  3. Regularly reinforce important messages through repetition, providing examples, and positively recognizing the right behaviors



Team & Customer Engagement: The ROI?

engagementroiWould you like to increase sales revenue, customer loyalty, and referrals?

How about motivating your channel partners so that they place added focus on your organization?

Would you like to implement and sustain a culture of continuous improvement? Or possibly increase the team’s focus on quality or safety, enhance overall wellness, or help them to work more productively?

All of the above-listed objectives are among the reasons organizations have chosen to proactively focus on engaging people; and all of the above-listed objectives can generate a measureable return on investment!

In fact, research from the Enterprise Engagement Alliance indicates that organizations will get the best results when they systematically:

  •  Develop realistic, achievable, and measurable goals and objectives
  • Create a formal Engagement business plan outlining the desired outcomes, behaviors that lead to outcomes, key program components, roles and responsibilities, timeline, and return on investment.
  • Effectively assess the people and the playing field to identify opportunities and obstacles to success
  • Make sure people have the knowledge or skills needed to succeed
  • Implement an integrated communication plan
  • Foster an atmosphere of collaboration, innovation, and fun
  • Reward and recognize so that people feel supported in their efforts
  • Measure return on investment

Read more… | Comment…

Are You More Interesting… or Interested?

interested2Do you strive to be interesting?

Many say they do… but whether you are a sales manager, business executive or business owner, consider that becoming more “interested” could be an important component of driving your organization’s sales growth and business development effort.

While great amounts of emphasis are more commonly placed on striving to become “interesting” in our interaction with others, consider how the alternative of becoming more “interested” might influence the various people involved.

As a sales manager or business executive, our ongoing responsibilities doubtlessly include driving growth and motivating the team.
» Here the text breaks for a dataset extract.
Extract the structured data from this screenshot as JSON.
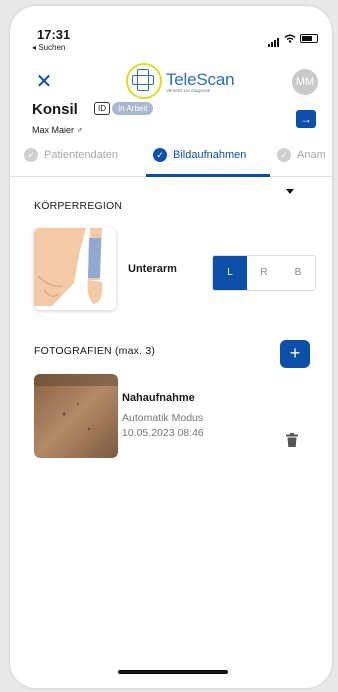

This typically involves helping sales people or team members to maintain a positive attitude as well as a belief in their ability to get the job done; it also involves managing processes so people stay focused on and work on the right things, and leading people toward mutual goal achievement.

It is not easy work.

It can become easier, however, when we find ways to consistently exhibit an honest interest in the work being done . And please note, this means becoming “interested” not only after the work has been done, but also while the work is being done! An after-the-fact or “rear-view mirror” approach to management can only yield judgment about past performance; but our “interest” while work is in progress enables us to influence results – hopefully for the better!

“Interested” people also tend to ask questions. So, this genuine interest can best be expressed by asking questions about day-to-day efforts, successes and challenges; we can then analyze the information gathered (by listening carefully to people’s answers to our questions) and proactively find ways to become involved. A steady diet of this type of interaction will quickly lead to a better understanding of the team’s attitude and aptitude.

But most of all, if consistently implemented this interactive and collegial management style has a tendency to send a strong implied message – a message that says we care! A message that says each team member is important and their work is important. We might be surprised at how much more effectively people perform their jobs when they realize how important their success really is from our perspective.